The Somme River rises above St. Quentin, near the Belgian border, in northern France, and flows into the English Channel. In what was once a rich farming area near the river, the astounding scene took place.
Before the war, this man was an irreligious man. He had attended some evangelistic meetings once but did not become a Christian. After entering the war he was shipped to France. As he was crossing an open field, shrapnel struck him down. His fellow soldiers left him as they deemed him dead.
“I could hear the battle,” he related, “and the humming of bullets was all about me. I saw that I was bleeding and hoped that a corpsman would find me. But night came without one person coming near by the bit of a hollow where I fell.
“The next morning I was very weak from the loss of blood and from hunger. I had a little food in my knapsack but was unable to turn over or to unbuckle my straps to get it. I realized that I was lying in my own blood. I was helpless and giving myself up to die.
“Five days later, the medical corpsmen were out in the field searching for any one who could possibly still have life in him. I saw them come closer and closer. I tried to call to them, but they were too far away to hear my weak voice.

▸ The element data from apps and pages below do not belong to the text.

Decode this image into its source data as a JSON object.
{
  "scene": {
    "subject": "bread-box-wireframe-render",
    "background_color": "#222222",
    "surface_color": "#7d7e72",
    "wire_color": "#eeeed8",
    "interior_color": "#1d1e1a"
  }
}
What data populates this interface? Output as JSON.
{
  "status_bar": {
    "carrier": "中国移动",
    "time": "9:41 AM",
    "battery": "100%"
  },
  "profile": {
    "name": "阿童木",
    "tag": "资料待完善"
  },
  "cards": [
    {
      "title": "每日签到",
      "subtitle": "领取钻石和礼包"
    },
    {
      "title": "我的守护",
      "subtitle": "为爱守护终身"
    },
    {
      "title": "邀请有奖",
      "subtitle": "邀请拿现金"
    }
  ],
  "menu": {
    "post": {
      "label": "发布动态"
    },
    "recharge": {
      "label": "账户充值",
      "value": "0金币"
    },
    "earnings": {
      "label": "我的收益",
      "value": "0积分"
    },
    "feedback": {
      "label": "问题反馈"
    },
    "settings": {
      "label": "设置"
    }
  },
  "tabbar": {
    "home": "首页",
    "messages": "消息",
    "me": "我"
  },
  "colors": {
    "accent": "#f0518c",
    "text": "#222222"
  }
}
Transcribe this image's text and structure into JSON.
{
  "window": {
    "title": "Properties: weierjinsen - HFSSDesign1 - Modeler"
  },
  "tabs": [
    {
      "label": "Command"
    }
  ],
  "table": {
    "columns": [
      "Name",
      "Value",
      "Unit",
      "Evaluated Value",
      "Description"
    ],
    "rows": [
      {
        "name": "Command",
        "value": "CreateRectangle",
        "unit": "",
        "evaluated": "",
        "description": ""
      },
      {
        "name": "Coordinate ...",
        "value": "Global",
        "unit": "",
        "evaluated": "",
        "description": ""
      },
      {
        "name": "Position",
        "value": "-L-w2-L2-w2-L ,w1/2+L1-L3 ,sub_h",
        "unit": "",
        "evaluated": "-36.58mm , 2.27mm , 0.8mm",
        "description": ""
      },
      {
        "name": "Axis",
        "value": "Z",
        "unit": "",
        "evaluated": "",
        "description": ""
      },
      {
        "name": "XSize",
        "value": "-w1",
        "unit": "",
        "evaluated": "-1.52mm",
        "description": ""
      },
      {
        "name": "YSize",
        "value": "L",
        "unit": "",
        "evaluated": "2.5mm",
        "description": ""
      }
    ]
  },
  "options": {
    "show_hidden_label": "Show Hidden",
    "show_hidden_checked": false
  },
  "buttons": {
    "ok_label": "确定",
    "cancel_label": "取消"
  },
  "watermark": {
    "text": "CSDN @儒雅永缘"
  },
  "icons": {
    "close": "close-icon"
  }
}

“Closer and closer they came. Finally, after what seemed an eternity, one of them stopped, cupped his hand to his ear, and heard my plea for help. After administering some first aid, he called to a companion to get a stretcher. When the two of them started to take me off, I asked them to look around and see if they could see what had saved my life. Puzzled and thinking I was delirious, they started on with their task.
“Wait,” I cried, “at least look at the evidence of what has happened.” After seeing those ten definite objects of proof that I had miraculously been preserved from starvation, we made our way to the mobile army surgical hospital.
“In the portable hospital tent, I had time to reflect back on the astounding way in which that God I had rejected in those evangelistic meetings had not rejected me. I gave my heart to Him and vowed to go back home, look up the people who held the meetings, and allow them to help me become a real bonafide Christian.
“My testimony of God’s stunning battlefield protection was confirmed by the two medics so that no one would miss out on the power of it all through doubt or disbelief.
“You see, when I could not turn over or unbuckle my strap with my one free arm so that I could eat the meager provisions of my K-rations, the Lord interceded.
“Lying there the morning after my being wounded, I first thought I was having a hallucination, because standing near the very tip of the five fingers of my one free hand was a real, live hen!
“What’s more, the hen laid an egg right then and there!”
“I broke the egg, cupping most of its contents in one half of the shell, and swallowed it. It was not much, but it was enough to keep me alive until the next day.
“What’s even more wonderful is the fact that this same hen that I saw walk slowly away after laying that first egg came back to almost the very same spot the next day to lay another egg.
“The hen came from a nearby shelled farm house, an orderly told me later. But it came five days in a row. And the corspmen saw the ten halves of the five eggs broken by my body.”
By W.A. Spicer from the book The Hand that Intervenes, 33–35.